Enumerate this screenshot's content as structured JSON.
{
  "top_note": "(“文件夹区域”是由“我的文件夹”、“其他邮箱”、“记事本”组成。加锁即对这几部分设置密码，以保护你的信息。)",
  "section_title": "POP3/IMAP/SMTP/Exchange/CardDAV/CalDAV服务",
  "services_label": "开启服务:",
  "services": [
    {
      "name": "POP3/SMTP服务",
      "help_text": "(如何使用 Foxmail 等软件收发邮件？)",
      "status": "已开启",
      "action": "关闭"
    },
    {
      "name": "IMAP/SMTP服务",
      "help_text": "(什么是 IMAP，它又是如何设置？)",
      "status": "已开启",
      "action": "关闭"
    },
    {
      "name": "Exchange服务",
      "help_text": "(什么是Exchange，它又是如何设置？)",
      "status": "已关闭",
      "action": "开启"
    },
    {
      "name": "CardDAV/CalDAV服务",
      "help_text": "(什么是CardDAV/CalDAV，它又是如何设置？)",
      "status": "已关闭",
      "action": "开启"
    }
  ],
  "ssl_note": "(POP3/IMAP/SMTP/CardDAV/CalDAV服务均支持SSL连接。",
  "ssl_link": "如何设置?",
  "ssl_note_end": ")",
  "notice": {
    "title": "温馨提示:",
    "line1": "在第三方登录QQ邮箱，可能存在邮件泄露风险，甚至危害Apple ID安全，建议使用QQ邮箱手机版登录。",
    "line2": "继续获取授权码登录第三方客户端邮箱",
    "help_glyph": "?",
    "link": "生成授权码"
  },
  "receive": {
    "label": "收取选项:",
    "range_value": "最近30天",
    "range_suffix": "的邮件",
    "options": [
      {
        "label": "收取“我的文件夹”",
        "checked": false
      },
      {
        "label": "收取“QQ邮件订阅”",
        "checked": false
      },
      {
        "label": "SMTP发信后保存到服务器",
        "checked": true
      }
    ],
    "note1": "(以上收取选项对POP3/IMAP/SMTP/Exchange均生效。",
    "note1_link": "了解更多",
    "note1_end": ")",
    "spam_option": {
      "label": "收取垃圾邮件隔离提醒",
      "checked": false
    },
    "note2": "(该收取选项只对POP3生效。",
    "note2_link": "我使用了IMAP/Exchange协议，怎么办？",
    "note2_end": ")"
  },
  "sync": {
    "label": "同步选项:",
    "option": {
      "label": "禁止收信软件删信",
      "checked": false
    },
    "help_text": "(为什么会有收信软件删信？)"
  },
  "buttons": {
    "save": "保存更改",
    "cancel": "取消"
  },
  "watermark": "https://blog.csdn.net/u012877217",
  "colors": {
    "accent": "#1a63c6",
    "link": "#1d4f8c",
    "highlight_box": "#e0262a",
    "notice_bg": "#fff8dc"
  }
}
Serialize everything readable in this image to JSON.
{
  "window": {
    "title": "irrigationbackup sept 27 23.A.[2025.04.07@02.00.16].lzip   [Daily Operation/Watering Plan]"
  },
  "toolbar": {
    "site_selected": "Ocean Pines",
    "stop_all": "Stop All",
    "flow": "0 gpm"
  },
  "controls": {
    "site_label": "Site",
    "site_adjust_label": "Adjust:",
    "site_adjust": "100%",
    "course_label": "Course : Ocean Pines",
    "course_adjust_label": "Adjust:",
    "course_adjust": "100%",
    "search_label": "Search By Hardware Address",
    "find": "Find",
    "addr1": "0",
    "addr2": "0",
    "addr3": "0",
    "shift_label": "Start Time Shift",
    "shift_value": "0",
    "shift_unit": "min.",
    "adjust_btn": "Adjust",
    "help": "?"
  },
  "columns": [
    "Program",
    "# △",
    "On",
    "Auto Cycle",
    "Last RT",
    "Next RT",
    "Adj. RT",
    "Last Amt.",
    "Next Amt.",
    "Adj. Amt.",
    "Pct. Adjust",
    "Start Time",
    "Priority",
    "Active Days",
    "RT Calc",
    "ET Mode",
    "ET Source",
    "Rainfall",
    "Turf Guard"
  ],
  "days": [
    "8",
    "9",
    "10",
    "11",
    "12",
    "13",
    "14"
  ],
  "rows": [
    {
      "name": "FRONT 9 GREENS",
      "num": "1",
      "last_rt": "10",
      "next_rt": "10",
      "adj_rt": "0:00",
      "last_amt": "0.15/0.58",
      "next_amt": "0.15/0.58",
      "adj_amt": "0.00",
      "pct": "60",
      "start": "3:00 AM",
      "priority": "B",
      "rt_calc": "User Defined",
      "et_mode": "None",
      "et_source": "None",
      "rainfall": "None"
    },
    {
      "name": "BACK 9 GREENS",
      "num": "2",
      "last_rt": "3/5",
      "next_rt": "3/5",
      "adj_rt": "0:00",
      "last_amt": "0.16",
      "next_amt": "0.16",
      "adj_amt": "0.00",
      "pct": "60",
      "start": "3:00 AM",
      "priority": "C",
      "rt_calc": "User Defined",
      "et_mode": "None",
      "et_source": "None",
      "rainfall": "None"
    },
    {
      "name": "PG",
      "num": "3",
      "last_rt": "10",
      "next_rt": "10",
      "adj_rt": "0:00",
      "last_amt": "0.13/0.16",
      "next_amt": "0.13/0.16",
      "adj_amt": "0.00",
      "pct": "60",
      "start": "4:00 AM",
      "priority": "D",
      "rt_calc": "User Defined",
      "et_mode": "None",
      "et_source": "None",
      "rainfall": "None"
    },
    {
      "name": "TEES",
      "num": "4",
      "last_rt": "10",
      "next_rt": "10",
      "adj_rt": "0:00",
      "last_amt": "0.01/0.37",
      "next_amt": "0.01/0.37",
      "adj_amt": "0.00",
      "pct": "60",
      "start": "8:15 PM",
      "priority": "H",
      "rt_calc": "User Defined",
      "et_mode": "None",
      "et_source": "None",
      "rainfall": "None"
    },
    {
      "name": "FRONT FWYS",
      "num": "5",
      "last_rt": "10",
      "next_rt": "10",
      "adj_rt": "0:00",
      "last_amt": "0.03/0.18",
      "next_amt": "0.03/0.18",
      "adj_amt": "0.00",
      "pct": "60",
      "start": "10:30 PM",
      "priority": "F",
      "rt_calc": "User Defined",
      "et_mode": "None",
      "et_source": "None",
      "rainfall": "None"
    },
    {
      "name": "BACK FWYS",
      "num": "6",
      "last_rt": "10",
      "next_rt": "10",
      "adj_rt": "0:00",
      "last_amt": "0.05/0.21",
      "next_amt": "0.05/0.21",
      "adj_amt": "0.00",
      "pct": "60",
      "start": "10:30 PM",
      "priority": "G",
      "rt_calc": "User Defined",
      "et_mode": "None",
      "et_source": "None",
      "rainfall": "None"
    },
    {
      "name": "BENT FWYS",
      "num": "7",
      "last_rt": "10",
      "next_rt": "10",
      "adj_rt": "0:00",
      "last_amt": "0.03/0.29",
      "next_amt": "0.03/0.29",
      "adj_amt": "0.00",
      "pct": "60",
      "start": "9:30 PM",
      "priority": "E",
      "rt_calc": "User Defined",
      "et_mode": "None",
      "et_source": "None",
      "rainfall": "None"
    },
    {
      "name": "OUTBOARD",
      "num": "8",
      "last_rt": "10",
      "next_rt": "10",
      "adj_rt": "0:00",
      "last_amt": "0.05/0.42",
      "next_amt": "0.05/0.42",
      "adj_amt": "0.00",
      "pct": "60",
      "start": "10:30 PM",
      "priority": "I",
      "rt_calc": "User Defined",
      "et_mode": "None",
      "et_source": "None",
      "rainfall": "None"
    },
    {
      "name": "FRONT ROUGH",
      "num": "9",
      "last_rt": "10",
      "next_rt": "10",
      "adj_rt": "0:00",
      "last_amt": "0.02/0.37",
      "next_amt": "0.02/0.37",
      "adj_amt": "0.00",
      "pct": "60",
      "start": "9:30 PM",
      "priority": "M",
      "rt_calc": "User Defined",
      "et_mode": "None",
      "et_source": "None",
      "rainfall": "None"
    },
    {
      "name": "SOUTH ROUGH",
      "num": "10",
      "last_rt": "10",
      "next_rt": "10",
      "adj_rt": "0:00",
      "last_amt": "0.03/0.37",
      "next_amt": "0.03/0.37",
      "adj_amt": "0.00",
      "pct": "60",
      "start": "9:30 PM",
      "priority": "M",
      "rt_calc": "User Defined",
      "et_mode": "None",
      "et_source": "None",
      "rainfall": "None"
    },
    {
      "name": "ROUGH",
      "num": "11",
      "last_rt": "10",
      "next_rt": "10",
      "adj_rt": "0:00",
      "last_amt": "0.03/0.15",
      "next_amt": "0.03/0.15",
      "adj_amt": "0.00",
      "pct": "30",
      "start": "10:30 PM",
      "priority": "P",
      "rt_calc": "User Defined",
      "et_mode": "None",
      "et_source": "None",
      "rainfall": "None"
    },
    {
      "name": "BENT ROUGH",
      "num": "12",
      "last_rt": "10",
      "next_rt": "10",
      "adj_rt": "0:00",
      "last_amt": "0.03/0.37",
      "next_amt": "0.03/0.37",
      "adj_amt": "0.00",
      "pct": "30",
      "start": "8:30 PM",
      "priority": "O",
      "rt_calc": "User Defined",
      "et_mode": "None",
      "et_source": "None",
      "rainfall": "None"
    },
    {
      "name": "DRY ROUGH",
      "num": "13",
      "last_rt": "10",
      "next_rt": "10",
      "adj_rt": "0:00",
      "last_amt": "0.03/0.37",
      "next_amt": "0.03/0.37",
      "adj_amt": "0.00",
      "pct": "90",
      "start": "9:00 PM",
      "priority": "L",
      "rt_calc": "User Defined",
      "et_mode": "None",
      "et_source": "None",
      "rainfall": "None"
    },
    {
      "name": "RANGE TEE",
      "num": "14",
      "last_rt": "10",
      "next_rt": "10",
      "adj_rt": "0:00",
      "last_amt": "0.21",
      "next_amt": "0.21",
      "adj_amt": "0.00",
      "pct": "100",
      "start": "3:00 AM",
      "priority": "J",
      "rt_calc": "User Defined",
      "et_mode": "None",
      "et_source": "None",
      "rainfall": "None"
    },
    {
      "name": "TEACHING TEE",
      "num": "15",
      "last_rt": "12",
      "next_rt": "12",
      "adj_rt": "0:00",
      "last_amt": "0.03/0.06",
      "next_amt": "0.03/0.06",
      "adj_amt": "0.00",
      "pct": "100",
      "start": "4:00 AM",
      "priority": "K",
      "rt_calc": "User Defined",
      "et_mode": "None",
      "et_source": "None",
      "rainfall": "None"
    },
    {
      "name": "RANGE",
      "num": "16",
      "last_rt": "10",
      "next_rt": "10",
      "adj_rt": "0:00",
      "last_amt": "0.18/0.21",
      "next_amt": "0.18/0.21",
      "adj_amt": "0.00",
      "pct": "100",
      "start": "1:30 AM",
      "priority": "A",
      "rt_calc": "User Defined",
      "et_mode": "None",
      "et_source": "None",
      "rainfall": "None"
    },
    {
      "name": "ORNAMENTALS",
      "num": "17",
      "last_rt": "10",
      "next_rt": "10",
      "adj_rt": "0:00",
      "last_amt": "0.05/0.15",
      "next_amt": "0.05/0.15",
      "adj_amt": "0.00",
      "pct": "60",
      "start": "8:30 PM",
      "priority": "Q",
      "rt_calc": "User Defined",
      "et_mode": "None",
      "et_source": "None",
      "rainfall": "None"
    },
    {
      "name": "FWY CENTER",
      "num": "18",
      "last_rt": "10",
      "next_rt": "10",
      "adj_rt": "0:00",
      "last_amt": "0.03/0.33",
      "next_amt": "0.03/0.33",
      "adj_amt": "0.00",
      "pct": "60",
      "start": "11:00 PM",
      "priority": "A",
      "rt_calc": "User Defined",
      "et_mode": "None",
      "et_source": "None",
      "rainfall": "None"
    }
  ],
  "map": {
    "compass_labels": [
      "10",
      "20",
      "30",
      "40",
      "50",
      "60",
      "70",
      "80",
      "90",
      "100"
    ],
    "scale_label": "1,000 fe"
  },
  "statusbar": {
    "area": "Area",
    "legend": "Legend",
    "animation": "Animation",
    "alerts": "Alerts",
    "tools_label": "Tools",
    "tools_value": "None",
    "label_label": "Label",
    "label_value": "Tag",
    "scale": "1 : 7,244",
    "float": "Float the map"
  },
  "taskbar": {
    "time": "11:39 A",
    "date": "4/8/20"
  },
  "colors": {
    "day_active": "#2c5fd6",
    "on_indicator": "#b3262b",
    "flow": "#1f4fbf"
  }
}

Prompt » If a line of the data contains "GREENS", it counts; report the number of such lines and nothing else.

Result of this exercise » 2